We Went to the Woods: A Novel

Image of We Went to the Woods: A Novel
Release Date: 
July 2, 2019
Random House
Reviewed by: 

There isn’t much mercy in this viral age for anyone who’s publicly indiscreet, and when Mackenzie Johnston, more commonly known as Mack, betrays her housemate on reality TV, she’s swiftly submerged in a torrent of terrifying abuse.

Up to her armpits in student debt and frightened by the ferocity of social media strangers hell-bent on making her suffer, Mack moves back into her disapproving parents’ home, changing her contact details, feeding her self-loathing by Googling her own name, and waiting tables while trying to hide from her public humiliation—as well as from a deluge of anonymous attackers.

“After everything that had happened on the show, I’d publicly tweeted an apology before shutting down my Facebook and Instagram and Twitter,” she says. “. . . all had become so toxic that just the sight of those little icons on my screen made my stomach flip with dread . . . threats and hatred found their way to me through the Internet.”

A chance meeting with a charismatic young woman called Louisa and her three friends, who dream of creating a small utopian society, offers her a way out and an unlikely place to hide.

The plans for their rural revolution are served up to Mack at a garden party to which she’s been invited after a soul-destroying stint lugging equipment and tending bar at an up-market fundraiser. Still dressed in dreary black and sensible, catering-dogsbody clogs, she feels like the plain cousin at a festive jamboree.

A week later Mack, the only one of them with a vehicle, a rusty pickup which had belonged to her father (“yet another charity begrudgingly offered, along with my childhood bedroom and tense dinners of meatloaf and tuna casserole”), visits the Homestead with her newfound friends.

“I’d like to think it was a meeting of minds, that we found our way to one another and knew, in a moment of kismet, what we were destined to do together,” she says.

“We thought homemade pickles and working for ourselves under the broad, open sky would save us. We really did. Everything was so irredeemably fucked up and horrifying that the only answer seemed to be self-sufficiency, homegrown zucchini and big crocks of sauerkraut.”

Self-sufficiency and her quest for secrecy aside, infatuation plays no small part for Mack in her eagerness to join the friends in their endeavors, although it’s something she doesn’t realize at the outset. It’s been a long time since she’s managed to relate to anyone, and she’s surprised at how quickly she’s drawn into their sphere.

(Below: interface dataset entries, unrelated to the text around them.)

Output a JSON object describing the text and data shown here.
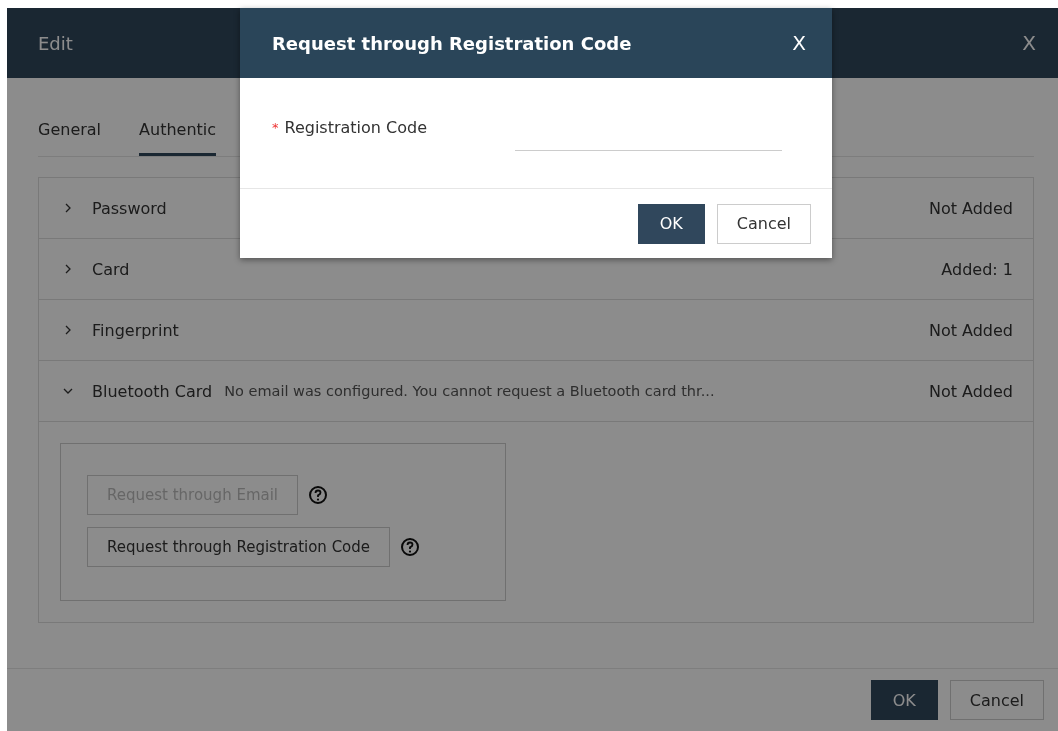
{
  "edit_dialog": {
    "title": "Edit",
    "close": "X",
    "tabs": [
      {
        "label": "General",
        "selected": false
      },
      {
        "label": "Authentic",
        "selected": true
      }
    ],
    "sections": [
      {
        "title": "Password",
        "status": "Not Added",
        "expanded": false
      },
      {
        "title": "Card",
        "status": "Added: 1",
        "expanded": false
      },
      {
        "title": "Fingerprint",
        "status": "Not Added",
        "expanded": false
      },
      {
        "title": "Bluetooth Card",
        "note": "No email was configured. You cannot request a Bluetooth card thr...",
        "status": "Not Added",
        "expanded": true,
        "actions": [
          {
            "label": "Request through Email",
            "disabled": true
          },
          {
            "label": "Request through Registration Code",
            "disabled": false
          }
        ]
      }
    ],
    "buttons": [
      {
        "label": "OK",
        "kind": "primary"
      },
      {
        "label": "Cancel",
        "kind": "secondary"
      }
    ]
  },
  "modal": {
    "title": "Request through Registration Code",
    "close": "X",
    "field": {
      "label": "Registration Code",
      "required_mark": "*"
    },
    "buttons": [
      {
        "label": "OK",
        "kind": "primary"
      },
      {
        "label": "Cancel",
        "kind": "secondary"
      }
    ]
  }
}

It doesn’t take much for the disillusioned twenty-somethings to persuade Louisa’s lawyer father, who conveniently owns the land—“one hundred acres of mossy woodlands and neglected fields” and some basic assorted structures—to rent it to them for a nominal fee. He has a self-confessed fondness for idealists, which is why he’d named his daughter after author Louisa May Alcott, whose own father had founded a short-lived utopian commune.

Anthropologist Mackenzie quickly appoints herself community chronicler, seeing it as almost her duty to tell their tale, honoring their efforts, as well as other like-minded predecessors in the group’s Waldenesque pursuit.

Like Walden’s author, 19th century transcendentalist Henry David Thoreau, they were anxious to try out a different kind of life. “I went to the woods,” wrote Thoreau, “because I wished to live deliberately, to front only the essential facts of life, and see if I could not learn what it had to teach, and not, when I came to die, discover that I had not lived.”

Unlike Thoreau, who was perhaps more literary fraudster than youthful fantasist, Mack’s interpretation of events is seen through the prism of her own naiveté.

Instead of marching to the beat of a different drummer, however, the group quickly falls into communal living’s most clichéd traps—disunity, disgruntlement, and sexual jealousy.

Soon different, more sinister, agendas emerge, not least from a peripatetic neighbor whose influence stokes a more horrifying and deadly response than any of them could have imagined.

We Went to the Woods is a suspenseful, sometimes heart-pounding, wholly realistic story of a group of bright young things caught up in a quest to get away from modern society’s ills and create their own lives in their own way.